Actually, it it much better to set the pagefile to a set size, with the initial size and maximum size the same. This will reduce the amount of fragmentation of the pagefile because it will not be constantly resizing itself. This can enhance performance theoretically -although with an SSD this may not be a noticeable performance gain. The only downside to this is that you will lose some gigs of space (which can be at a premium on SSD's) permanently.
As far as the size of the pagefile, the old school of thought for prosumers/gamers is to set it to 1.5 - 2 x amount of RAM. Obviously, this is not as necessary nowadays with the average amount of installed RAM being >8GB, and outside of bench-marking and some specific applications most people will not be tapping out their RAM. Following the old way of thinking, with 8GB of RAM you would set the pagefile to 12 or 16GB -this is fine if you have the available space- but not necessary.

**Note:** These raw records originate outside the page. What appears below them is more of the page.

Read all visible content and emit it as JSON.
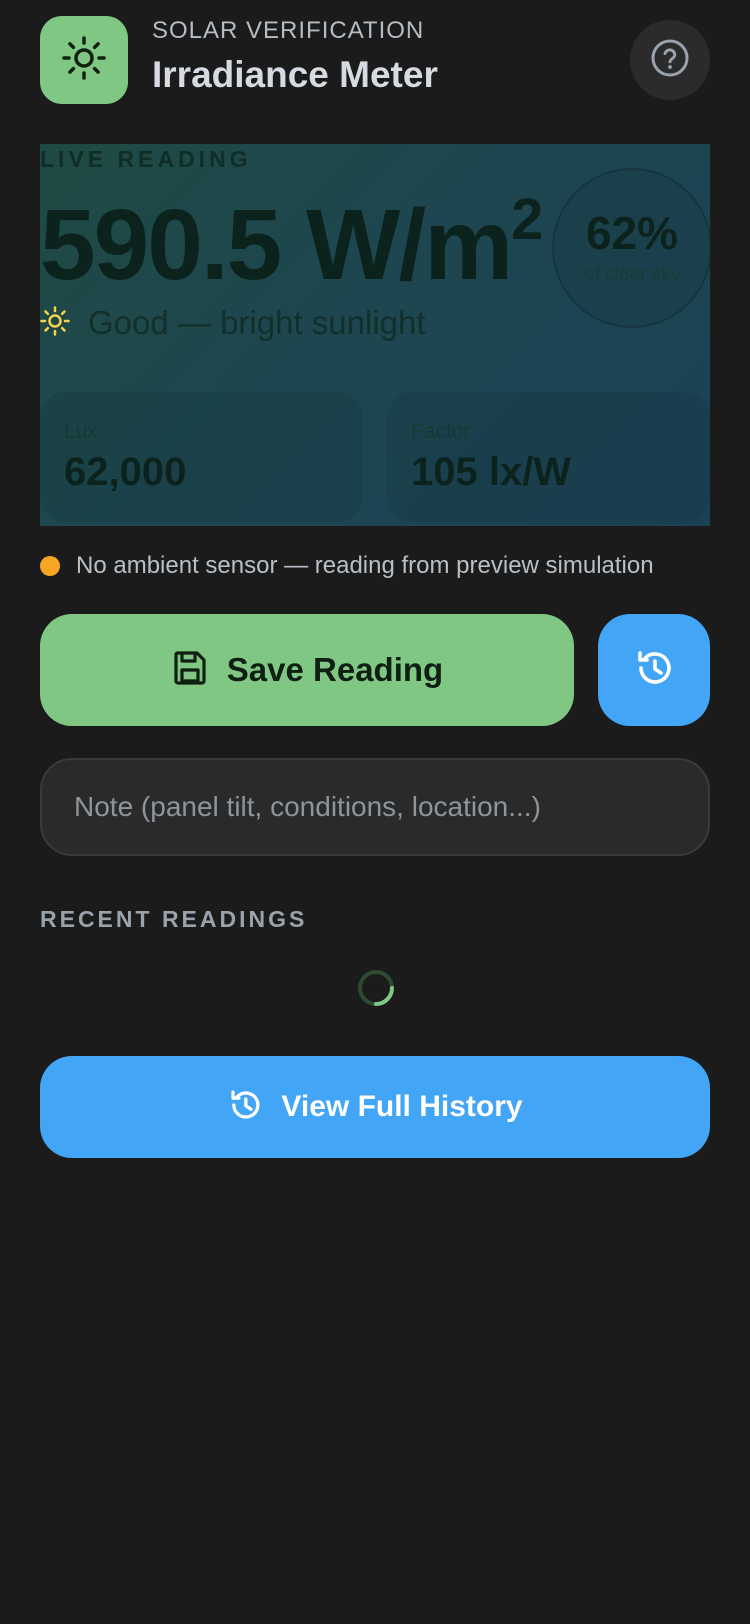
{
  "header": {
    "kicker": "SOLAR VERIFICATION",
    "title": "Irradiance Meter",
    "app_icon": "sun-icon",
    "help_icon": "help-circle-icon"
  },
  "live": {
    "label": "LIVE READING",
    "value": "590.5 W/m",
    "unit_superscript": "2",
    "percent": "62%",
    "percent_caption": "of clear sky",
    "condition_icon": "sun-icon",
    "condition": "Good — bright sunlight",
    "stats": [
      {
        "label": "Lux",
        "value": "62,000"
      },
      {
        "label": "Factor",
        "value": "105 lx/W"
      }
    ]
  },
  "notice": {
    "text": "No ambient sensor — reading from preview simulation",
    "dot_color": "#f5a623"
  },
  "actions": {
    "save_label": "Save Reading",
    "save_icon": "floppy-disk-icon",
    "history_icon": "history-icon"
  },
  "note": {
    "placeholder": "Note (panel tilt, conditions, location...)",
    "value": ""
  },
  "recent": {
    "title": "RECENT READINGS",
    "loading": true
  },
  "full_history": {
    "label": "View Full History",
    "icon": "history-icon"
  },
  "colors": {
    "background": "#1b1b1b",
    "accent_green": "#81c784",
    "accent_blue": "#42a5f5",
    "warning": "#f5a623"
  }
}
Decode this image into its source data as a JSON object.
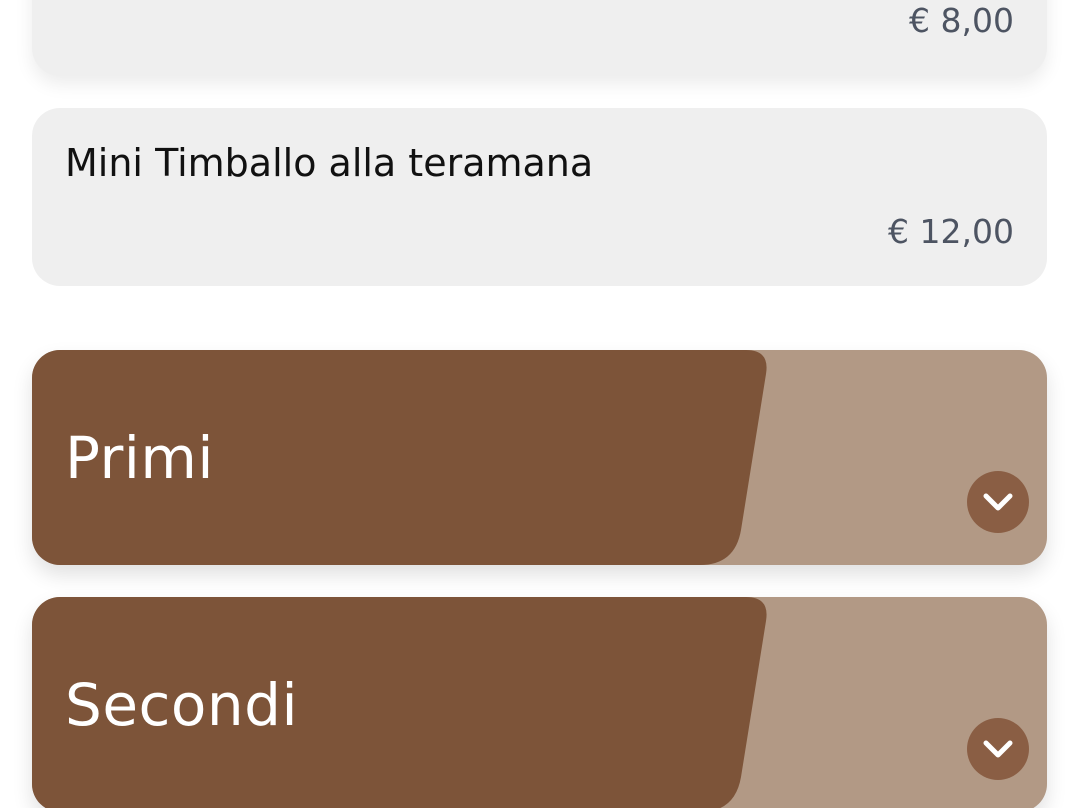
{
  "menu_items": [
    {
      "name": "",
      "price": "€ 8,00"
    },
    {
      "name": "Mini Timballo alla teramana",
      "price": "€ 12,00"
    }
  ],
  "sections": [
    {
      "title": "Primi",
      "toggle_icon": "chevron-down-icon",
      "expanded": false
    },
    {
      "title": "Secondi",
      "toggle_icon": "chevron-down-icon",
      "expanded": false
    }
  ],
  "colors": {
    "card_background": "#efefef",
    "section_primary": "#7d5439",
    "section_secondary": "#b29985",
    "toggle_button": "#8a5e44",
    "price_text": "#4d5462"
  }
}
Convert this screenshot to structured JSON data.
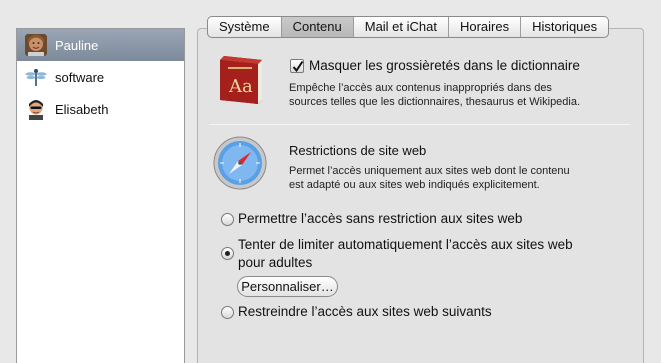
{
  "users": [
    {
      "name": "Pauline",
      "avatar": "user-photo-icon",
      "selected": true
    },
    {
      "name": "software",
      "avatar": "dragonfly-icon",
      "selected": false
    },
    {
      "name": "Elisabeth",
      "avatar": "user-photo-icon",
      "selected": false
    }
  ],
  "tabs": [
    {
      "label": "Système"
    },
    {
      "label": "Contenu",
      "active": true
    },
    {
      "label": "Mail et iChat"
    },
    {
      "label": "Horaires"
    },
    {
      "label": "Historiques"
    }
  ],
  "dictionary": {
    "icon": "dictionary-icon",
    "checked": true,
    "checkbox_label": "Masquer les grossièretés dans le dictionnaire",
    "description_line1": "Empêche l’accès aux contenus inappropriés dans des",
    "description_line2": "sources telles que les dictionnaires, thesaurus et Wikipedia."
  },
  "web": {
    "icon": "safari-compass-icon",
    "title": "Restrictions de site web",
    "description_line1": "Permet l’accès uniquement aux sites web dont le contenu",
    "description_line2": "est adapté ou aux sites web indiqués explicitement.",
    "options": [
      {
        "label_line1": "Permettre l’accès sans restriction aux sites web",
        "selected": false
      },
      {
        "label_line1": "Tenter de limiter automatiquement l’accès aux sites web",
        "label_line2": "pour adultes",
        "selected": true
      },
      {
        "label_line1": "Restreindre l’accès aux sites web suivants",
        "selected": false
      }
    ],
    "customize_label": "Personnaliser…"
  },
  "colors": {
    "selection": "#8a96a6",
    "window_bg": "#e8e8e8"
  }
}
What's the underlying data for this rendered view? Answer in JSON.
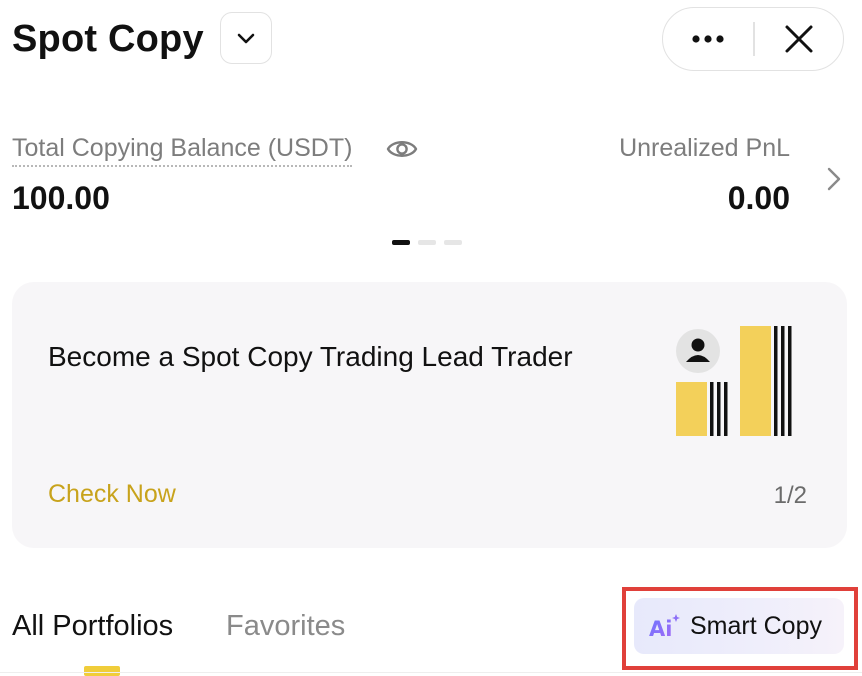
{
  "header": {
    "title": "Spot Copy"
  },
  "balance": {
    "label": "Total Copying Balance (USDT)",
    "value": "100.00"
  },
  "pnl": {
    "label": "Unrealized PnL",
    "value": "0.00"
  },
  "carousel": {
    "active_index": 0,
    "count": 3
  },
  "promo": {
    "title": "Become a Spot Copy Trading Lead Trader",
    "cta": "Check Now",
    "page": "1/2"
  },
  "tabs": {
    "all_portfolios": "All Portfolios",
    "favorites": "Favorites"
  },
  "smart_copy": {
    "icon_text": "Ai",
    "label": "Smart Copy"
  },
  "colors": {
    "accent_yellow": "#F0CD3A",
    "cta_gold": "#C8A31C",
    "highlight_red": "#E0403A"
  },
  "icons": [
    "chevron-down-icon",
    "more-icon",
    "close-icon",
    "eye-icon",
    "chevron-right-icon",
    "avatar-icon",
    "ai-sparkle-icon"
  ]
}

What I do, and have been for a while, is just setting the pagefile to what Windows recommends on the config window. This varies by system. On my rig, it recommends 4980MB (~5GB). So i have the initial and maximum size set to this. It is important to note that you do need to have a pagefile set, no matter the size, as some applications are coded in a way where a pagefile is expected/needed and if one is not present the app may not run or crash. Also, Windows uses the pagefile for debug purposes, and when a system crashes a mini dump file is written, Windows needs at least 250MB for this purpose.
Another trick is to put the pagefile on another partition or drive other than the C: drive. This can save you some space on your system drive, and theoretically can help in performance as Windows will not have competing I/O with the pagefile and the system file/folder which is constantly being accessed as your system is on.
Hope this helps!